DESCRIPTION OF THE TASK: Gather each line of the records where "icon" appears.

□ □ □ □

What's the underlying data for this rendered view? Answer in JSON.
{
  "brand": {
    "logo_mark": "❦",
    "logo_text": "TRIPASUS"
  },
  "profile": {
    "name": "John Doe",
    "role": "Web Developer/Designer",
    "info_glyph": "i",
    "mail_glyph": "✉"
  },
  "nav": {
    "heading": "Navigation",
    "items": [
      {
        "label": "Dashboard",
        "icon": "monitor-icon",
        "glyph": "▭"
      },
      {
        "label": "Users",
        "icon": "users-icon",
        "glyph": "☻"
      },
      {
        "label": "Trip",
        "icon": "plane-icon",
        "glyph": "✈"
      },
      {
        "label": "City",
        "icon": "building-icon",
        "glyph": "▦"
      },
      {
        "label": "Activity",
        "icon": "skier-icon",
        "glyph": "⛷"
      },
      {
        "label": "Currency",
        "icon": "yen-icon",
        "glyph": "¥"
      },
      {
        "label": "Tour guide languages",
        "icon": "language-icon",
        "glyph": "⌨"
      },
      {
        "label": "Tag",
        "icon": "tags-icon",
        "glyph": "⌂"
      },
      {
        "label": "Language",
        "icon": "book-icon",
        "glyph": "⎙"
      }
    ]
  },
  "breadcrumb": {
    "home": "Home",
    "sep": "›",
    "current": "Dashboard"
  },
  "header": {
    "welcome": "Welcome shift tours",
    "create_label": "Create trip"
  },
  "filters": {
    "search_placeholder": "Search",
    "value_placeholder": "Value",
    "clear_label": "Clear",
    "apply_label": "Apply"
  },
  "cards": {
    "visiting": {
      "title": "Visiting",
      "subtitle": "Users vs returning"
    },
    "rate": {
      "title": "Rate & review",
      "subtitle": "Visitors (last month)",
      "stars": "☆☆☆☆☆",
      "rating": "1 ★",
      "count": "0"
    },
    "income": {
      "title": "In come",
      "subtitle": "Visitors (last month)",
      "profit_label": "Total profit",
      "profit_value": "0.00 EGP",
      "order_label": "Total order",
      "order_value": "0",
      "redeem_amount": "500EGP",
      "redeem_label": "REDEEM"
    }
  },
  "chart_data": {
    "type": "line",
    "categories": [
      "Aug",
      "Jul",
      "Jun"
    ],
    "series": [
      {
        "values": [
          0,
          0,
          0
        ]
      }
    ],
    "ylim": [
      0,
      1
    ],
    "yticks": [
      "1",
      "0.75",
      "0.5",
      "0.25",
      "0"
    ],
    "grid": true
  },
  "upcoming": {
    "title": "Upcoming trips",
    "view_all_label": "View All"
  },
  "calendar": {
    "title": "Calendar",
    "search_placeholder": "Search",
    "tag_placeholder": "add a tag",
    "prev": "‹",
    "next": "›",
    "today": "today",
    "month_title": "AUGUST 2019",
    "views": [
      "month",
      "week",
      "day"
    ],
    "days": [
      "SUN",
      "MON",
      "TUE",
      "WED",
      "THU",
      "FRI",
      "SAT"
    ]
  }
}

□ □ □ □

REPLY TO THE EXERCISE:
        "icon": "monitor-icon",
        "icon": "users-icon",
        "icon": "plane-icon",
        "icon": "building-icon",
        "icon": "skier-icon",
        "icon": "yen-icon",
        "icon": "language-icon",
        "icon": "tags-icon",
        "icon": "book-icon",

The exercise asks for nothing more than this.